"[T]he financial circumstances of the parties as well as the results of the litigation are undetermined because we have reversed the trial court's property division and alimony award in their entirety and remanded the case for further consideration. Accordingly, we reverse the attorney-fee award and direct the trial court to further consider the issue on remand."

In accordance with Frazier, we reverse the judgment insofar as it ordered the husband to pay only part of the wife's attorney's fees. We instruct the trial court to reconsider the allocation of attorney's fees upon a final determination of the property-division and alimony awards. See Whaley v. Whaley, 218 So. 3d 360, 367 (Ala. Civ. App. 2016).

II. The Husband's Cross-Appeal
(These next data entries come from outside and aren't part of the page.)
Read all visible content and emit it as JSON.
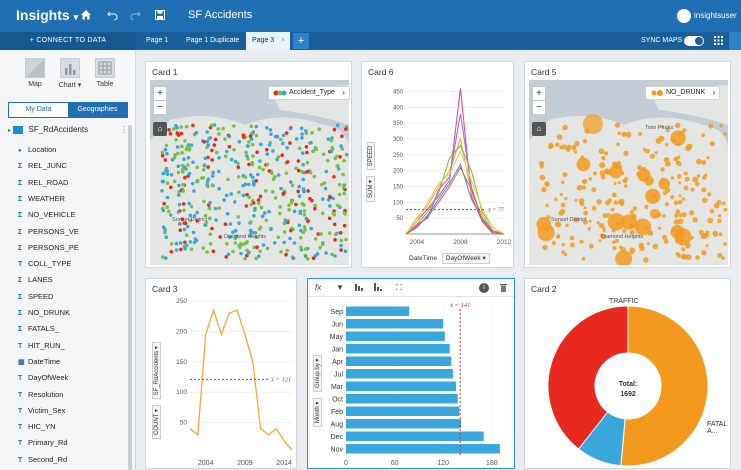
{
  "app": {
    "brand": "Insights",
    "brand_caret": "▾",
    "document_title": "SF Accidents",
    "user": "insightsuser",
    "home_icon": "home-icon",
    "undo_icon": "undo-icon",
    "redo_icon": "redo-icon",
    "save_icon": "save-icon",
    "grid_icon": "grid-icon",
    "accent": "#1f6fb2"
  },
  "tabbar": {
    "connect": "+  CONNECT TO DATA",
    "tabs": [
      "Page 1",
      "Page 1 Duplicate",
      "Page 3"
    ],
    "active_tab_close": "×",
    "add": "+",
    "sync_maps": "SYNC MAPS"
  },
  "sidebar": {
    "tools": [
      "Map",
      "Chart ▾",
      "Table"
    ],
    "segments": [
      "My Data",
      "Geographies"
    ],
    "dataset": "SF_RdAccidents",
    "dataset_menu": "⋮",
    "fields": [
      {
        "type": "loc",
        "name": "Location"
      },
      {
        "type": "Σ",
        "name": "REL_JUNC"
      },
      {
        "type": "Σ",
        "name": "REL_ROAD"
      },
      {
        "type": "Σ",
        "name": "WEATHER"
      },
      {
        "type": "Σ",
        "name": "NO_VEHICLE"
      },
      {
        "type": "Σ",
        "name": "PERSONS_VE"
      },
      {
        "type": "Σ",
        "name": "PERSONS_PE"
      },
      {
        "type": "T",
        "name": "COLL_TYPE"
      },
      {
        "type": "Σ",
        "name": "LANES"
      },
      {
        "type": "Σ",
        "name": "SPEED"
      },
      {
        "type": "Σ",
        "name": "NO_DRUNK"
      },
      {
        "type": "Σ",
        "name": "FATALS_"
      },
      {
        "type": "T",
        "name": "HIT_RUN_"
      },
      {
        "type": "date",
        "name": "DateTime"
      },
      {
        "type": "T",
        "name": "DayOfWeek"
      },
      {
        "type": "T",
        "name": "Resolution"
      },
      {
        "type": "T",
        "name": "Victim_Sex"
      },
      {
        "type": "T",
        "name": "HIC_YN"
      },
      {
        "type": "T",
        "name": "Primary_Rd"
      },
      {
        "type": "T",
        "name": "Second_Rd"
      }
    ]
  },
  "cards": {
    "card1": {
      "title": "Card 1",
      "legend": "Accident_Type",
      "zoom_in": "+",
      "zoom_out": "−",
      "places": [
        "Sunset District",
        "Diamond Heights"
      ]
    },
    "card6": {
      "title": "Card 6",
      "ylab_field": "SPEED",
      "ylab_agg": "SUM ▾",
      "x_field": "DateTime",
      "x_group": "DayOfWeek ▾"
    },
    "card5": {
      "title": "Card 5",
      "legend": "NO_DRUNK",
      "zoom_in": "+",
      "zoom_out": "−",
      "places": [
        "Twin Peaks",
        "Sunset District",
        "Diamond Heights"
      ]
    },
    "card3": {
      "title": "Card 3",
      "ylab_field": "SF_RdAccidents ▾",
      "ylab_agg": "COUNT ▾"
    },
    "card4": {
      "toolbar": [
        "fx",
        "▼",
        "⫶",
        "⫶",
        "⛶"
      ],
      "ylab_field": "Group by ▾",
      "ylab_agg": "Month ▾",
      "info": "i",
      "trash": "🗑"
    },
    "card2": {
      "title": "Card 2",
      "total_label": "Total:",
      "total_value": "1692",
      "slice_labels": [
        "TRAFFIC",
        "FATAL A..."
      ]
    }
  },
  "chart_data": [
    {
      "type": "line",
      "card": "Card 6",
      "x": [
        2003,
        2004,
        2005,
        2006,
        2007,
        2008,
        2009,
        2010,
        2011,
        2012
      ],
      "ylim": [
        0,
        480
      ],
      "yticks": [
        50,
        100,
        150,
        200,
        250,
        300,
        350,
        400,
        450
      ],
      "xticks": [
        "2004",
        "2008",
        "2012"
      ],
      "series": [
        {
          "color": "#e84c8b",
          "values": [
            0,
            40,
            80,
            120,
            170,
            460,
            120,
            40,
            0,
            0
          ]
        },
        {
          "color": "#f2a83a",
          "values": [
            0,
            50,
            90,
            150,
            200,
            300,
            130,
            60,
            10,
            0
          ]
        },
        {
          "color": "#7bc043",
          "values": [
            0,
            30,
            70,
            130,
            240,
            280,
            200,
            70,
            20,
            0
          ]
        },
        {
          "color": "#3ea0dc",
          "values": [
            0,
            20,
            60,
            110,
            160,
            220,
            110,
            50,
            10,
            0
          ]
        },
        {
          "color": "#a86ad8",
          "values": [
            0,
            30,
            50,
            140,
            180,
            380,
            150,
            40,
            5,
            0
          ]
        },
        {
          "color": "#f0d24a",
          "values": [
            0,
            40,
            100,
            160,
            190,
            260,
            170,
            80,
            20,
            0
          ]
        },
        {
          "color": "#e8613f",
          "values": [
            0,
            25,
            55,
            100,
            150,
            210,
            140,
            45,
            5,
            0
          ]
        }
      ],
      "mean_label": "x̄ = 77",
      "mean": 77
    },
    {
      "type": "line",
      "card": "Card 3",
      "x": [
        2002,
        2003,
        2004,
        2005,
        2006,
        2007,
        2008,
        2009,
        2010,
        2011,
        2012,
        2013,
        2014,
        2015
      ],
      "values": [
        40,
        30,
        195,
        235,
        195,
        230,
        235,
        195,
        150,
        40,
        30,
        40,
        20,
        5
      ],
      "ylim": [
        0,
        250
      ],
      "yticks": [
        50,
        100,
        150,
        200,
        250
      ],
      "xticks": [
        "2004",
        "2009",
        "2014"
      ],
      "mean_label": "x̄ = 121",
      "mean": 121,
      "color": "#f2a83a"
    },
    {
      "type": "bar",
      "card": "Card 4",
      "orientation": "horizontal",
      "categories": [
        "Sep",
        "Jun",
        "May",
        "Jan",
        "Apr",
        "Jul",
        "Mar",
        "Oct",
        "Feb",
        "Aug",
        "Dec",
        "Nov"
      ],
      "values": [
        78,
        120,
        122,
        128,
        130,
        132,
        136,
        138,
        140,
        142,
        170,
        190
      ],
      "xlim": [
        0,
        200
      ],
      "xticks": [
        0,
        60,
        120,
        180
      ],
      "mean_label": "x̄ = 141",
      "mean": 141,
      "color": "#3aa7dc"
    },
    {
      "type": "pie",
      "card": "Card 2",
      "donut": true,
      "labels": [
        "TRAFFIC",
        "FATAL A...",
        ""
      ],
      "values": [
        870,
        155,
        667
      ],
      "colors": [
        "#f39a1e",
        "#3aa7dc",
        "#e8291f"
      ]
    }
  ]
}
On cross-appeal, the husband argues that the trial court erred in ordering him to pay to the wife $10,900 "as necessary litigation expenses incurred by her during the pendency of this case." He argues that that award was impermissible because it is the expenses incurred by the wife for an expert-witness fee. "[N]either our legislature nor our supreme court has seen fit to permit expert-witness fees to be recovered in domestic-relations matters." Vardaman v. Vardaman, 167 So. 3d 342, 351 (Ala. Civ. App. 2014).
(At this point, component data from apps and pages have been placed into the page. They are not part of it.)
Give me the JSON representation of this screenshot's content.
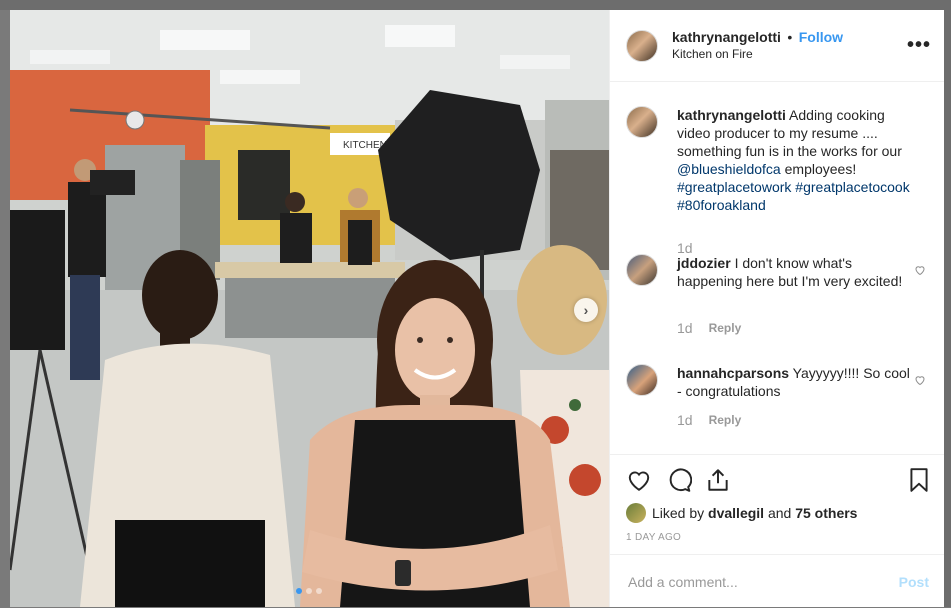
{
  "post": {
    "username": "kathrynangelotti",
    "separator": "•",
    "follow_label": "Follow",
    "location": "Kitchen on Fire",
    "more_icon": "more-options-icon"
  },
  "caption": {
    "username": "kathrynangelotti",
    "text_1": "Adding cooking video producer to my resume .... something fun is in the works for our",
    "mention": "@blueshieldofca",
    "text_2": "employees!",
    "hashtags": [
      "#greatplacetowork",
      "#greatplacetocook",
      "#80foroakland"
    ],
    "age": "1d"
  },
  "comments": [
    {
      "username": "jddozier",
      "text": "I don't know what's happening here but I'm very excited!",
      "age": "1d",
      "reply_label": "Reply"
    },
    {
      "username": "hannahcparsons",
      "text": "Yayyyyy!!!! So cool - congratulations",
      "age": "1d",
      "reply_label": "Reply"
    }
  ],
  "likes": {
    "prefix": "Liked by",
    "user": "dvallegil",
    "joiner": "and",
    "others": "75 others"
  },
  "timestamp": "1 day ago",
  "add_comment": {
    "placeholder": "Add a comment...",
    "post_label": "Post"
  },
  "media": {
    "carousel_total": 3,
    "carousel_index": 1,
    "photo_sign_text": "KITCHEN"
  },
  "colors": {
    "link_blue": "#3897f0",
    "mention_navy": "#00376b",
    "post_disabled": "#b2dffc",
    "muted_gray": "#999999"
  }
}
Before the entry of the divorce judgment, the wife's attorney represented that, in addition to attorney's fees, the wife had incurred the following costs: court costs in the amount of $291.20, process-server fees in the amount of $55.80, deposition expenses in the amount of $944.45, copying expenses in the amount of $902.61, and expenses for the valuation of MAS in the amount of $10,990. In its judgment, the trial court ordered the costs to be taxed as paid but ordered the husband to pay the wife $10,900 in "necessary litigation expenses." Because the costs, excluding the expert-witness fee, do not total $10,900, it is clear that the trial court's award of "necessary litigation expenses" includes, at least to some extent, the expert-witness fee. See, e.g., Vardaman, 167 So. 3d at 350 (holding that, "[b]ecause the trial court granted the wife the entire requested amount of $13,326 for legal expenses, we must assume that the expert-witness fees were included in that amount"). We therefore reverse the trial court's judgment to the extent that it ordered the husband to pay $10,900 in "necessary litigation expenses," and we remand this cause for the trial court to reconsider that award in light of the fact that expert-witness fees may not be awarded in this case.
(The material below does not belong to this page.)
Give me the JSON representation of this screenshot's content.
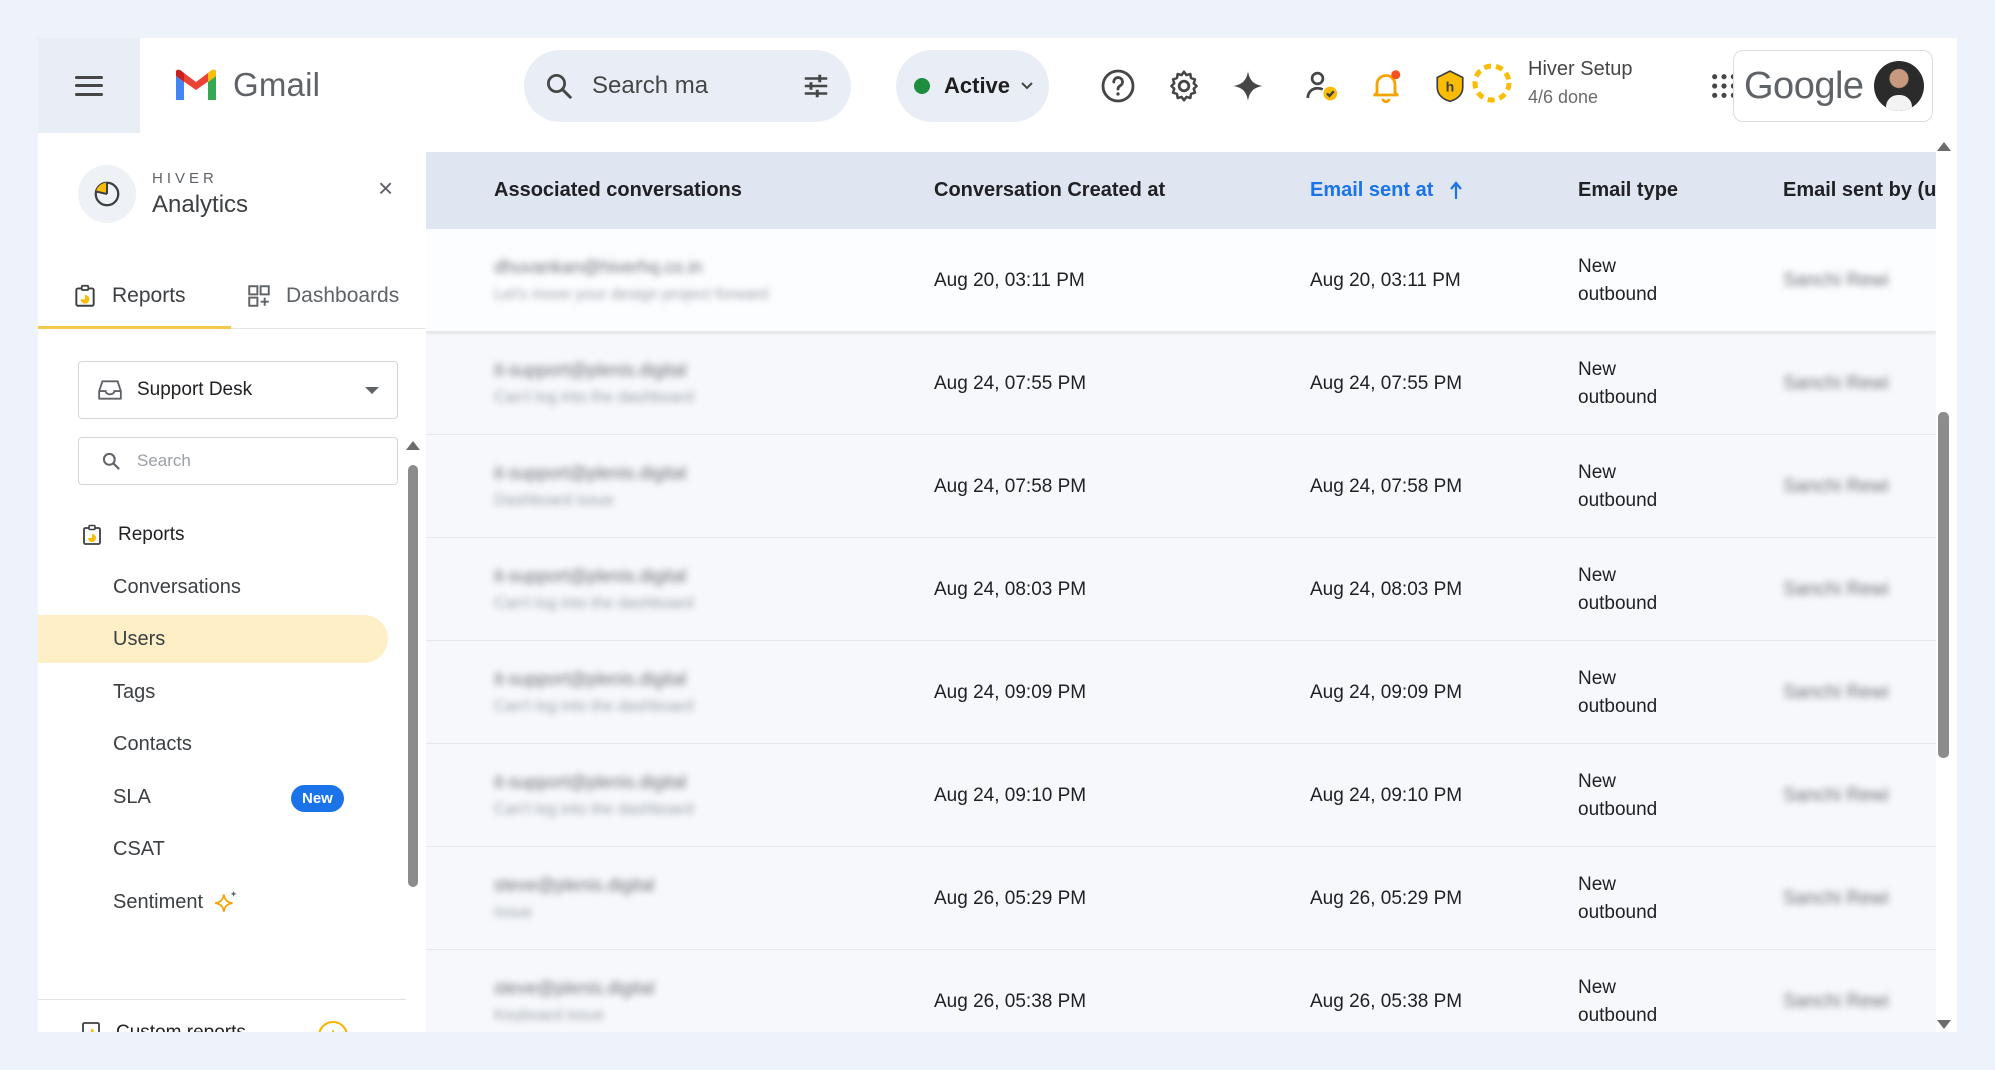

With regard to the wife's appeal, the trial court's judgment is reversed and the cause is remanded for the trial court to reconsider the property-division, alimony, and attorney-fee awards. With regard to the husband's cross-appeal, the trial court's judgment is reversed to the extent that it ordered the husband to pay $10,900 in "necessary litigation expenses," and the cause is remanded for the trial court to reconsider that portion of the judgment in light of this opinion.



Moore, Donaldson, Edwards, and Hanson, JJ., concur.

Thompson, P.J., concurs in the result, without writing.

Summaries of

Klamer v. Klamer

Jul 17, 2020
321 So. 3d 1249 (Ala. Civ. App. 2020)
Case details for

Klamer v. Klamer

Case Details

Full title:Lisa G. Klamer v. George Jerry Klamer George Jerry Klamer v. Lisa G. Klamer


Date published: Jul 17, 2020


321 So. 3d 1249 (Ala. Civ. App. 2020)